But they didn't, and we didn't, and now here we are at fifth in the SEC East. That's life.
I'll also say that maybe - and everything with this team is maybe - but maybe we found some help in the form of Kenny Hall. He was the "you didn't see that coming" factor on Sunday, six points and six rebounds. The knock on him, other than early season injuries, has been that he can't get it done in practice. Maybe now he's got something to build on, and something to make Pearl want to put him in the game over John Fields and Jeronne Maymon, who are fine at what they do but have such little offensive potential.
And remember: I know all of this has been frustrating, but we're right there.
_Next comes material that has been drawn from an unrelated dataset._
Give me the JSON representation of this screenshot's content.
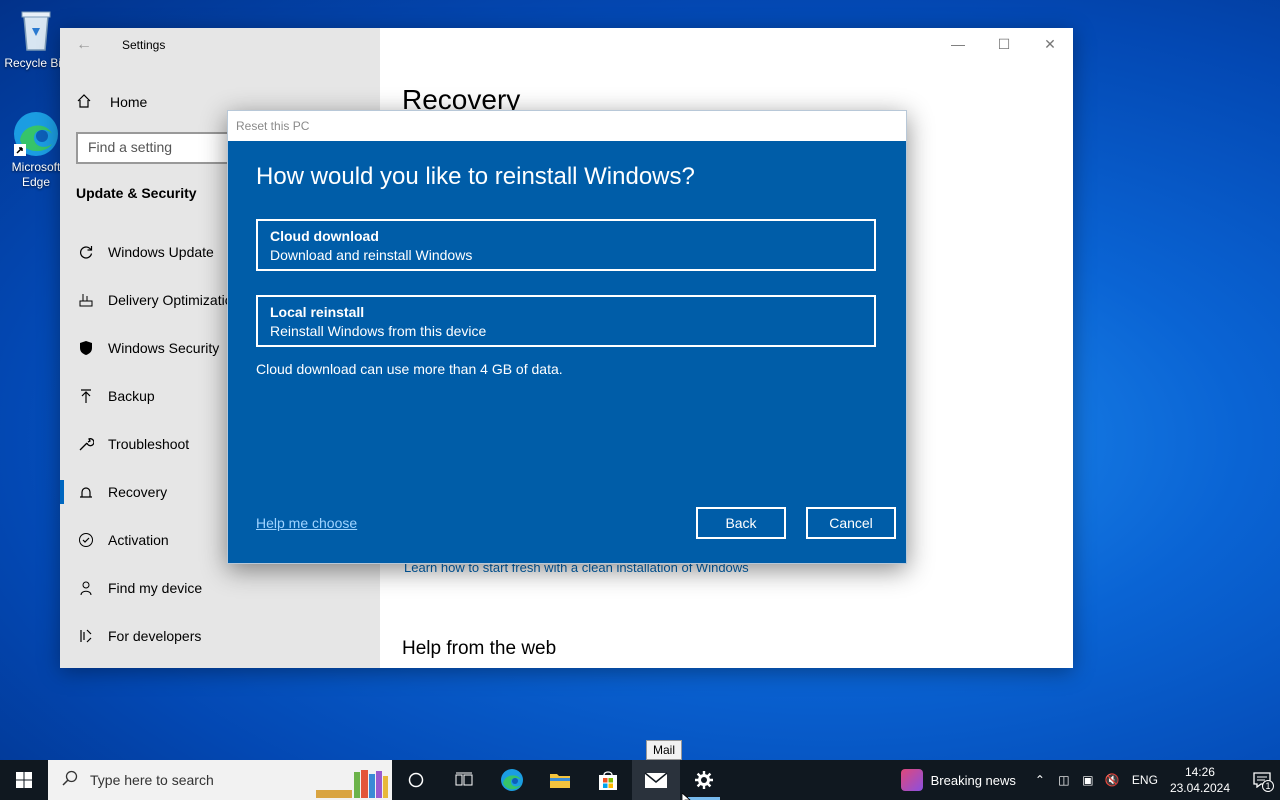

We were right there on Sunday. 10 of our 13 losses have been decided in the final minute or in overtime, 7 of them on the final possession. When I said last week that expecting anything from this team was an excercise in stupidity, I feel like some people left out the "good OR bad" part. Anyone who guarantees that the Vols are going to lose to Arkansas and then lose in the first round of the NCAA Tournament is just as crazy as anyone who guarantees that the Vols are going to win the SEC Tournament and make the Sweet 16.
None of us has any idea. But we're close enough that just one tweak could make a difference, and just one breakthrough on any given night from any one player could push us over the top.
The University of Tennessee has been many things over the last three years, but boring and uninteresting are not among them. This team is fascinating...we'd just like it to be fascinating in a good way from here.
So...who will step up against Arkansas?